Death toll rises to 10 in Italian ferry accident, dozens ‘unaccounted for’
The death toll following a blaze on an Italian ferry that caught fire off Greece's Adriatic coast has risen to 10. Dozens were reportedly unaccounted for after the evacuation ended, amid possible inaccuracies in the owner company's manifest list.
As the evacuation ended on Monday afternoon, rescue teams had saved over 400 people – but the exact number was disputed.
Greek Coast Guard spokesman Nikos Lagadianos cited Italian authorities as saying that 432 people, including passengers and crew, were rescued from the Italian Norman Atlantic ferry, AP reported.
But speaking at a press conference in Rome, Italy's transport minister, Maurizio Lupi, said that only 427 had been accounted for so far.
The ferry company initially reported that 478 passengers and crew were on board. Officials couldn’t explain the discrepancy in figures.
Lupi said it is “absolutely premature” to say if the people are missing or not, as there might have been some inaccuracy in the owner company’s manifest list.
The fire broke out on the ferry traveling from western Greece to eastern Italy at around 6:00 a.m. local time (04:00 GMT) on Sunday, according to coast guard officials.
Due to stormy conditions, the rescue operation proved extremely challenging.
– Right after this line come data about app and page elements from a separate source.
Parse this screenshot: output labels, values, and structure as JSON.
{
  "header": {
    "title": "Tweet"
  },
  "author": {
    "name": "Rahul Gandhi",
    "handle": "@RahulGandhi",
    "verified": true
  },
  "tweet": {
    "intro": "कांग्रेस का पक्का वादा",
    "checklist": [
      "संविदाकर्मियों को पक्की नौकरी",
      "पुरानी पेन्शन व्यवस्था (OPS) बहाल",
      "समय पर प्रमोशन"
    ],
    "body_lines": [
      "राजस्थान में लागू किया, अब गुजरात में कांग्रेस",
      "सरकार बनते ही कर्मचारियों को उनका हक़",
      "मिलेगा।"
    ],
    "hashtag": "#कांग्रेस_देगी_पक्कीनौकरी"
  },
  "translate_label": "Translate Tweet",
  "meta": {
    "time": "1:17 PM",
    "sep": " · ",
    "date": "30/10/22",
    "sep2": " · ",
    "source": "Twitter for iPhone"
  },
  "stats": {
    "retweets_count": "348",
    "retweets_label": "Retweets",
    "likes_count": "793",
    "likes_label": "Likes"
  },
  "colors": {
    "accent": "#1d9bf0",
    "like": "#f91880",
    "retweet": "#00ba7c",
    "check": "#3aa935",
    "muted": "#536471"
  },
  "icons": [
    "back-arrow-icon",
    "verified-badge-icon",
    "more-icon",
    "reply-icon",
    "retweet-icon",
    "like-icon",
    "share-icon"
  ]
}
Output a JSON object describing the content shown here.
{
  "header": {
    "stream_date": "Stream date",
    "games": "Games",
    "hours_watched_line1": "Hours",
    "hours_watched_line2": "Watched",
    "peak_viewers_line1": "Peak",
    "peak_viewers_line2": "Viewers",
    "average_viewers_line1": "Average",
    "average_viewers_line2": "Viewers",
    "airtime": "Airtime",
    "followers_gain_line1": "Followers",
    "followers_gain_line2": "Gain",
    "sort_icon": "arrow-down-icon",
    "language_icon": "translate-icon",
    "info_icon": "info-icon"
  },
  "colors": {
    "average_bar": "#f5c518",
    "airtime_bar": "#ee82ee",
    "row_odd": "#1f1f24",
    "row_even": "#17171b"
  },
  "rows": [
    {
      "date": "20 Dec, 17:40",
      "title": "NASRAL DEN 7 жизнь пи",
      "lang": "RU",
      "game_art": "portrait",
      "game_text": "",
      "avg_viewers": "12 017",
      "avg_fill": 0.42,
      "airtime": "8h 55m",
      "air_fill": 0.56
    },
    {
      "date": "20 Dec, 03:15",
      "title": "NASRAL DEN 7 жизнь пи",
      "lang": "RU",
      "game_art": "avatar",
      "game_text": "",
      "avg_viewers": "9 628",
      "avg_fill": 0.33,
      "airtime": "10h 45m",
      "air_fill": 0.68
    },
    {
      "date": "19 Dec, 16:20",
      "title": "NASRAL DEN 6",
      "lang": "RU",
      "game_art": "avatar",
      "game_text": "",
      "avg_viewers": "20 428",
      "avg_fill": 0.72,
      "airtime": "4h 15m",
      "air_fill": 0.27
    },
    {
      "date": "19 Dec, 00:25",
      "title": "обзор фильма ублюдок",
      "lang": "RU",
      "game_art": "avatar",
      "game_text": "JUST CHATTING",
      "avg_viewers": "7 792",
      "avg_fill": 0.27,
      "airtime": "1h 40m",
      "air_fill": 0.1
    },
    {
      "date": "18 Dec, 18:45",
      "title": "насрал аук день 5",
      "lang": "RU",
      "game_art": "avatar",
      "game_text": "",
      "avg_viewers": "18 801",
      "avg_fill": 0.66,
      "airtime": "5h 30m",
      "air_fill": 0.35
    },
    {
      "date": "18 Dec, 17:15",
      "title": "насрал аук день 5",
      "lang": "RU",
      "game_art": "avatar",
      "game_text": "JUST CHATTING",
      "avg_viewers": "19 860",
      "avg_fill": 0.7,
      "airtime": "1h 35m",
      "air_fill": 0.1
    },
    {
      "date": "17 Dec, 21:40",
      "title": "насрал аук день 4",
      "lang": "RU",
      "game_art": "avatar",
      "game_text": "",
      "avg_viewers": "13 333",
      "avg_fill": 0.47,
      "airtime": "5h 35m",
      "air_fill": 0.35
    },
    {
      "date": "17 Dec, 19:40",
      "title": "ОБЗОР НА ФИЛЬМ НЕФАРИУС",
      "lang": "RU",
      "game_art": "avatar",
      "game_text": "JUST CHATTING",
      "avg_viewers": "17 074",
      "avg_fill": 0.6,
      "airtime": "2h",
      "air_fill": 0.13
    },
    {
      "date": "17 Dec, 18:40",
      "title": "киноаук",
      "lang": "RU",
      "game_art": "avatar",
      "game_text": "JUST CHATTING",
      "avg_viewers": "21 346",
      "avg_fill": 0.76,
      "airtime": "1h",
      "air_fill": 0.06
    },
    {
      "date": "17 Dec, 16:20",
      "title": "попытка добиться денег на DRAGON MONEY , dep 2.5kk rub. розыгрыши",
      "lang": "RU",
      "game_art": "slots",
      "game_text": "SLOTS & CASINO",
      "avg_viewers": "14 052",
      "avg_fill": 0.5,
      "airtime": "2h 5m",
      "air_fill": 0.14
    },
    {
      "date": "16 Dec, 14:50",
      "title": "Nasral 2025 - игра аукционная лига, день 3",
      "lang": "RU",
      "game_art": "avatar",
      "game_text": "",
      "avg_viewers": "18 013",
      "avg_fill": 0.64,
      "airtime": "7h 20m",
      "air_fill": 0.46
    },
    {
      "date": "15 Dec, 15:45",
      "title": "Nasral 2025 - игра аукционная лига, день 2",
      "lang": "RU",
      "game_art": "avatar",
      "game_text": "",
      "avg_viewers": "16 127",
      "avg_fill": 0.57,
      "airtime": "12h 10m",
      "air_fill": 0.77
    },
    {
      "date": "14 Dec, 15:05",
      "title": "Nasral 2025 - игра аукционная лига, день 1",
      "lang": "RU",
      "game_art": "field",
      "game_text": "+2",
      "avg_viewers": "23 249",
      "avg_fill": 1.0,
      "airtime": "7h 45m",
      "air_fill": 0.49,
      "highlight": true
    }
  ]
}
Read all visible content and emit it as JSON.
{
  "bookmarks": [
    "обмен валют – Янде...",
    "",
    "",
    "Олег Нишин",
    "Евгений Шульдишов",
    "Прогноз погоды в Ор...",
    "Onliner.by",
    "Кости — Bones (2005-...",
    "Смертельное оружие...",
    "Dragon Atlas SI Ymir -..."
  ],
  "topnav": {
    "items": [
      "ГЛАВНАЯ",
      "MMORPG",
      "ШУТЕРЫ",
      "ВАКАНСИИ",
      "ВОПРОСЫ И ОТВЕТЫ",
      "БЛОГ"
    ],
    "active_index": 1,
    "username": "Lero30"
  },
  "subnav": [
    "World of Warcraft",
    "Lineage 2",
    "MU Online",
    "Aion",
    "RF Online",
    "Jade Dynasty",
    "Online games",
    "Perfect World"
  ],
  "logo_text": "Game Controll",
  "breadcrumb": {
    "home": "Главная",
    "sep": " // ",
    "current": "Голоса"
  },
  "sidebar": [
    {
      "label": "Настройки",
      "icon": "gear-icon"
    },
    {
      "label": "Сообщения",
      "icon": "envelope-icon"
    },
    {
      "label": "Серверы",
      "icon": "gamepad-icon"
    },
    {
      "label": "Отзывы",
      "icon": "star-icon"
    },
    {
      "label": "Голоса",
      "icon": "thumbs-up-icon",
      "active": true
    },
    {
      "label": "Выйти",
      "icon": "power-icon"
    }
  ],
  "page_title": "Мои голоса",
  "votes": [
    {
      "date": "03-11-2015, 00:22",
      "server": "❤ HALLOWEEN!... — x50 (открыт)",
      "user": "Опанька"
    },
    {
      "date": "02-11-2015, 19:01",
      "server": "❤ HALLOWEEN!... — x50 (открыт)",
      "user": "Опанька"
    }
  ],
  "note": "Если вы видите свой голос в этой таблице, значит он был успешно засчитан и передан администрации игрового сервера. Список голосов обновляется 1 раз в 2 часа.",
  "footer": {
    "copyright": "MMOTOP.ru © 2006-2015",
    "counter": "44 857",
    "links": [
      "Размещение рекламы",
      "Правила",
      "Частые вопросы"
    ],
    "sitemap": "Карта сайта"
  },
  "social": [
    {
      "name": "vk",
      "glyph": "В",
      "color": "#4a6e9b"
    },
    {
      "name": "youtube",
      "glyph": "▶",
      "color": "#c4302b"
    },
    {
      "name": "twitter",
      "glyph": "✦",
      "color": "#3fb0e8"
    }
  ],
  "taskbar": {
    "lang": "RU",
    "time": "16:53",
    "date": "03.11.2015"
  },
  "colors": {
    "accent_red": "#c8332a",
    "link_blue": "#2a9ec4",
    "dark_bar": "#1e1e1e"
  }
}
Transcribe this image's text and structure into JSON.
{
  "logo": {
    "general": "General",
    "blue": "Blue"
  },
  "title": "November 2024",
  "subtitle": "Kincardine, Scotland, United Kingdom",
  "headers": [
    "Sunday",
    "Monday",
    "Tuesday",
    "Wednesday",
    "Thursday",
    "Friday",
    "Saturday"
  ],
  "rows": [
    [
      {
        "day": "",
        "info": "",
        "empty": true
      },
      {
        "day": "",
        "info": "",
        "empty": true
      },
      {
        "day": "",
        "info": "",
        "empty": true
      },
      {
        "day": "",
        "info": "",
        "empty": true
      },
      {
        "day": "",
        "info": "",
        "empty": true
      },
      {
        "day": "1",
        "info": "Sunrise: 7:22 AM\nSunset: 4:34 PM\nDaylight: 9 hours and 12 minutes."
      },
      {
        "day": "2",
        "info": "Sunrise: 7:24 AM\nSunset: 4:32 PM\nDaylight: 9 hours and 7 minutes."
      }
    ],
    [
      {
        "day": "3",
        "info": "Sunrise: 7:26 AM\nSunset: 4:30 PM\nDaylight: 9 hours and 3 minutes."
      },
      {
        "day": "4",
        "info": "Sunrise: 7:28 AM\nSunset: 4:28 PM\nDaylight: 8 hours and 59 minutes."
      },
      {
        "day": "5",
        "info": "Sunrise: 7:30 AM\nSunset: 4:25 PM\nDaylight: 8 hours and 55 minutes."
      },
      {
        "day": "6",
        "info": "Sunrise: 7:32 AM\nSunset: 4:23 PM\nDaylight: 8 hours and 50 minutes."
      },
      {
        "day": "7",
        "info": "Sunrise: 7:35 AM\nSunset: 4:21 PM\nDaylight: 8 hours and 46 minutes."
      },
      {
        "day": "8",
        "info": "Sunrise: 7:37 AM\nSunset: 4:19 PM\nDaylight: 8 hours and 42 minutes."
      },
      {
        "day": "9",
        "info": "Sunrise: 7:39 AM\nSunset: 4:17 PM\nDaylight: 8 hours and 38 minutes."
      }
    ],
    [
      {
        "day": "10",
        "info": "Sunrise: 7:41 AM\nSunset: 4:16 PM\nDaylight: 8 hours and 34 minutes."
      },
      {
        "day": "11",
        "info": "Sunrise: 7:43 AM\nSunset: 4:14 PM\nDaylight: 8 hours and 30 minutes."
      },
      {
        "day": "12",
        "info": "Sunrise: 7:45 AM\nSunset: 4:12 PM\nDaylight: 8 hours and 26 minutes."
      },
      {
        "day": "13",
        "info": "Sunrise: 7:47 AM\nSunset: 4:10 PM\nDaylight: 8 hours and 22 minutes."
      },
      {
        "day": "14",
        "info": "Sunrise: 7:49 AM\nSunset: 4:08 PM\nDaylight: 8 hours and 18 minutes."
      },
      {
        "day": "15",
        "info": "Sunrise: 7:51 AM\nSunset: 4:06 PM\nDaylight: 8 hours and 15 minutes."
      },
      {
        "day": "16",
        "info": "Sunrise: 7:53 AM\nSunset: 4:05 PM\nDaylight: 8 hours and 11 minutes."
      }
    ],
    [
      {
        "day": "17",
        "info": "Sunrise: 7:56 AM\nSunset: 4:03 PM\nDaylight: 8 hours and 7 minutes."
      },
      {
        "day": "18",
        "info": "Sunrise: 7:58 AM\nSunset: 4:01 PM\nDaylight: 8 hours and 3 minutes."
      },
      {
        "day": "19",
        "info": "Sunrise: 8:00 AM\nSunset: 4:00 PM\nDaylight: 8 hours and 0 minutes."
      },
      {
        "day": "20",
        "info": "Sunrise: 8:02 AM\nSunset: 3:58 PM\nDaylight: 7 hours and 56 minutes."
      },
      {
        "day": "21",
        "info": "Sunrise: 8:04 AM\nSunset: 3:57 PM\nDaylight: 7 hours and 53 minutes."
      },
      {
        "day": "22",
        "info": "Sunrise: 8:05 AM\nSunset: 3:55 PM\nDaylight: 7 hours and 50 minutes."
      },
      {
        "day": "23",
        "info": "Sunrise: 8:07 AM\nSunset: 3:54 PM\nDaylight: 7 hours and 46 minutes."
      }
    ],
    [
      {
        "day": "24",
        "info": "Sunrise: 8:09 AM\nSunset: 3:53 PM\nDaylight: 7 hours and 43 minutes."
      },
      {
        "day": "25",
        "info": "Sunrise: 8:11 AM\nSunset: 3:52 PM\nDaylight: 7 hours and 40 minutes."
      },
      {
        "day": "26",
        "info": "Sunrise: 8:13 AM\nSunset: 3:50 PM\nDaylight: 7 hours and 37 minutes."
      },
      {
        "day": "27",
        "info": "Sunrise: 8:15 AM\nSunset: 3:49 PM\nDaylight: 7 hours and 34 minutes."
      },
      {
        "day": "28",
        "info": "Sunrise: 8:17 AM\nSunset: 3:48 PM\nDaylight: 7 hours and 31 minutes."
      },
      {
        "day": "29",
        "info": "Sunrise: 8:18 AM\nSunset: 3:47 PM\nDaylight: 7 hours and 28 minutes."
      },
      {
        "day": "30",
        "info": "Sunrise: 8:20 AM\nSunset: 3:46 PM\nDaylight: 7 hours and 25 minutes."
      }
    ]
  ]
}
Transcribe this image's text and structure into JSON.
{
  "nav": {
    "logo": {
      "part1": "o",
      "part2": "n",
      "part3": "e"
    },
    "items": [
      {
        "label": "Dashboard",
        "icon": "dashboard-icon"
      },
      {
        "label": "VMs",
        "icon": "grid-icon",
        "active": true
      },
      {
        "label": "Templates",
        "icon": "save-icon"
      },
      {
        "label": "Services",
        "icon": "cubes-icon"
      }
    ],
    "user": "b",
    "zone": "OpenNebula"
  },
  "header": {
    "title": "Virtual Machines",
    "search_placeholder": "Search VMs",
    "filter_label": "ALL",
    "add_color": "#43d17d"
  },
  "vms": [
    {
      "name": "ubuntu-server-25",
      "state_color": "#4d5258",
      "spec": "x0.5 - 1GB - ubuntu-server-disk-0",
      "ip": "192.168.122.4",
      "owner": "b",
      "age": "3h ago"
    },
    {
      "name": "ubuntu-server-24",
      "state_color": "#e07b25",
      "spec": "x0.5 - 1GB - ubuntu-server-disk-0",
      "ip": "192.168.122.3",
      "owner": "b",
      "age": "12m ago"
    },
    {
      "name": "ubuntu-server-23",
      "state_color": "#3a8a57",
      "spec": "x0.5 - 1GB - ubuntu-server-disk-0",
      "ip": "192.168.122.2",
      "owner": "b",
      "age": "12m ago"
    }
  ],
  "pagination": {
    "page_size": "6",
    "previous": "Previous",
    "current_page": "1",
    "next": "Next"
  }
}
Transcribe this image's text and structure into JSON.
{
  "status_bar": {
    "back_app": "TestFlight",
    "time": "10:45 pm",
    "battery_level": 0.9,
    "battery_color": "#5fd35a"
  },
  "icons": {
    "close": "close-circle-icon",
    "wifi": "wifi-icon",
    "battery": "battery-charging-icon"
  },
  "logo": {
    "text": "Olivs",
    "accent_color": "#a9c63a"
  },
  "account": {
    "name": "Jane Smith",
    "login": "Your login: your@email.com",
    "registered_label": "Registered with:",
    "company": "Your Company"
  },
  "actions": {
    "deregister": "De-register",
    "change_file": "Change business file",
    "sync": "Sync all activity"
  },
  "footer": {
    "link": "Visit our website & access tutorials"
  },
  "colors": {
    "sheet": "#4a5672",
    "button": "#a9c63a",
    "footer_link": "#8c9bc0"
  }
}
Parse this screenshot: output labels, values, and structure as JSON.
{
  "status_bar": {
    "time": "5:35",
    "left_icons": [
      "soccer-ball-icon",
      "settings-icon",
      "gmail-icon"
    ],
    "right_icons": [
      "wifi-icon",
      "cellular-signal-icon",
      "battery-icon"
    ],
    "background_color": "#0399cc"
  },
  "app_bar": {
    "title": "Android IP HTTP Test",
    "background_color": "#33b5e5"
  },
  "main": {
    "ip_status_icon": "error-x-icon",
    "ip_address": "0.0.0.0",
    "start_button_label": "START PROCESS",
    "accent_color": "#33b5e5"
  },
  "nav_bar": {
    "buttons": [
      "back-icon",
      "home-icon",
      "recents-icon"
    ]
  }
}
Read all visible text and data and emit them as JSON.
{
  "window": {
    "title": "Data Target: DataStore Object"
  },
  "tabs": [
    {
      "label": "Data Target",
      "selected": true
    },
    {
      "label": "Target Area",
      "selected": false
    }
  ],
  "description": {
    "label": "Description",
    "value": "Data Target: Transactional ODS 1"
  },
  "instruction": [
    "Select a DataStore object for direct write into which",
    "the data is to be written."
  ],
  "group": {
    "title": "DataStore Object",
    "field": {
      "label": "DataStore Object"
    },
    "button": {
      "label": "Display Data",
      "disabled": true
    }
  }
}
Italian and Greek helicopters started airlifting passengers from the upper deck on Sunday and continued the rescue operation throughout the night.
"We are outside, we are very cold, the ship is full of smoke, the boat is still burning, the floors are boiling, underneath the cabins it must be burning since 5 o'clock, the boats that came are gone, and we are here. They cannot take us," one of the passengers told Greek TV station Mega.
The Italian captain abandoned the ship only after the passengers and over 50 crew members were rescued on Monday, said Lupi. Among the rescued passengers were 234 Greeks, 54 Turks, 22 Albanians, and 22 Italians, he added.
A criminal investigation has been launched to determine the cause of the fire.